[Records contained in a dataset]
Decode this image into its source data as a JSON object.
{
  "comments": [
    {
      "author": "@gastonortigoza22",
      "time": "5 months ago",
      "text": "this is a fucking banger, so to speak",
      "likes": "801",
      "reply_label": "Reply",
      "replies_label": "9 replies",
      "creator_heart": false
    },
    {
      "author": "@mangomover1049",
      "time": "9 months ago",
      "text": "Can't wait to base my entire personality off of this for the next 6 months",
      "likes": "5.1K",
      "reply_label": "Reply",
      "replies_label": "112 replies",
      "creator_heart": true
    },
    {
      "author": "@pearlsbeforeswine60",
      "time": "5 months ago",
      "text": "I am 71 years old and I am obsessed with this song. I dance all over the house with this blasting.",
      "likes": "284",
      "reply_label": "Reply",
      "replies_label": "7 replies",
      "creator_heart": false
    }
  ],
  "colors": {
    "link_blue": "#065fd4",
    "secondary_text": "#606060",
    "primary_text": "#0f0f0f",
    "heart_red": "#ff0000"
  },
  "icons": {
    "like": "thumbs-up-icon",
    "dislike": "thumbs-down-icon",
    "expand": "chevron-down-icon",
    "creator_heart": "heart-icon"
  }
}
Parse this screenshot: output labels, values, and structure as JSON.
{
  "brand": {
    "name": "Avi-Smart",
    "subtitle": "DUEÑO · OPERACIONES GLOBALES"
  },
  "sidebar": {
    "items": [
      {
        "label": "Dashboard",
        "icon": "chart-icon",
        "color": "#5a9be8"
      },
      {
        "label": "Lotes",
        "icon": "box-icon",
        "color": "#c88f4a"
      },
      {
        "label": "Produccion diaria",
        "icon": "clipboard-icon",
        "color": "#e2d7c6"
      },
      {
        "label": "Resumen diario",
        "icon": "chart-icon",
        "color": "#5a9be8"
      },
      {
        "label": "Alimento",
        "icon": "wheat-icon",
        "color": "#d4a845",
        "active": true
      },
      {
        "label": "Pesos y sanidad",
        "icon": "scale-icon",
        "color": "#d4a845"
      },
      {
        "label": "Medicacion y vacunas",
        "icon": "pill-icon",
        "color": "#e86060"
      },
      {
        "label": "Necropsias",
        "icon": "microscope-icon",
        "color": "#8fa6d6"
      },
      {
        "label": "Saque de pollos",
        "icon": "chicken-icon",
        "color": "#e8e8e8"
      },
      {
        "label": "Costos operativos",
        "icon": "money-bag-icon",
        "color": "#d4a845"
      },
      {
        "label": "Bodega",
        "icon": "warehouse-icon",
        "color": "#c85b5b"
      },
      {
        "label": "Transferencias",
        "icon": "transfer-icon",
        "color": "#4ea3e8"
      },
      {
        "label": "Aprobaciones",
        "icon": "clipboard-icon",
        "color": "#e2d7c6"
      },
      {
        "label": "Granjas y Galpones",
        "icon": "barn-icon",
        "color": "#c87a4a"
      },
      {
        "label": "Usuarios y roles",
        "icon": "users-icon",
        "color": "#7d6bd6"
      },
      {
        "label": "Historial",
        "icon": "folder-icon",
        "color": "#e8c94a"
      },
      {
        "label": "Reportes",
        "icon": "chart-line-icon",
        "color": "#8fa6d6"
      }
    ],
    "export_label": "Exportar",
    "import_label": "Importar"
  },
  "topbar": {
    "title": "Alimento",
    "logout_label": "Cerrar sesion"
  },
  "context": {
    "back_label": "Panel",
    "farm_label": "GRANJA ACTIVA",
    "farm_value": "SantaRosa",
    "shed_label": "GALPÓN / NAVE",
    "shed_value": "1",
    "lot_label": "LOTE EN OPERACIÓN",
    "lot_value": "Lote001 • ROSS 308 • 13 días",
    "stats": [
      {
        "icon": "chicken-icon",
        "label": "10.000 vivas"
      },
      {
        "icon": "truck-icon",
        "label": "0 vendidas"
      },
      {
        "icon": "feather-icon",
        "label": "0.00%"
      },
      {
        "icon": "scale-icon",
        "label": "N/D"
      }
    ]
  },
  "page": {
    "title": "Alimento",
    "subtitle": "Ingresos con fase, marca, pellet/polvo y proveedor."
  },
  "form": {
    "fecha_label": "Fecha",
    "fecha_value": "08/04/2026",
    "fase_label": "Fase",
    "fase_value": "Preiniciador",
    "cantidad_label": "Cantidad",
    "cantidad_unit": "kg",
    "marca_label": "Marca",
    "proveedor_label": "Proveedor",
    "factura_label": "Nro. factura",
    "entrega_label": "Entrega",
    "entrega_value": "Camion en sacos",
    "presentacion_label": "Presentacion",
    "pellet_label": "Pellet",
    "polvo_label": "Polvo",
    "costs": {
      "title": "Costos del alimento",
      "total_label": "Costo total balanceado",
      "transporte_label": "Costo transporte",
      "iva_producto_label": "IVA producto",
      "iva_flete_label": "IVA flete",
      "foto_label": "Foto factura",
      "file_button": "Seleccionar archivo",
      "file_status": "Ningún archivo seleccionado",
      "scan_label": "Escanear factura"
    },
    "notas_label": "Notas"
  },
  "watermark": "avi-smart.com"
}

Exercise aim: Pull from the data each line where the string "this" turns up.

Written answer:
Decode this image into its source data as a JSON object.
      "text": "this is a fucking banger, so to speak",
      "text": "Can't wait to base my entire personality off of this for the next 6 months",
      "text": "I am 71 years old and I am obsessed with this song. I dance all over the house with this blasting.",
Parse this screenshot: output labels, values, and structure as JSON.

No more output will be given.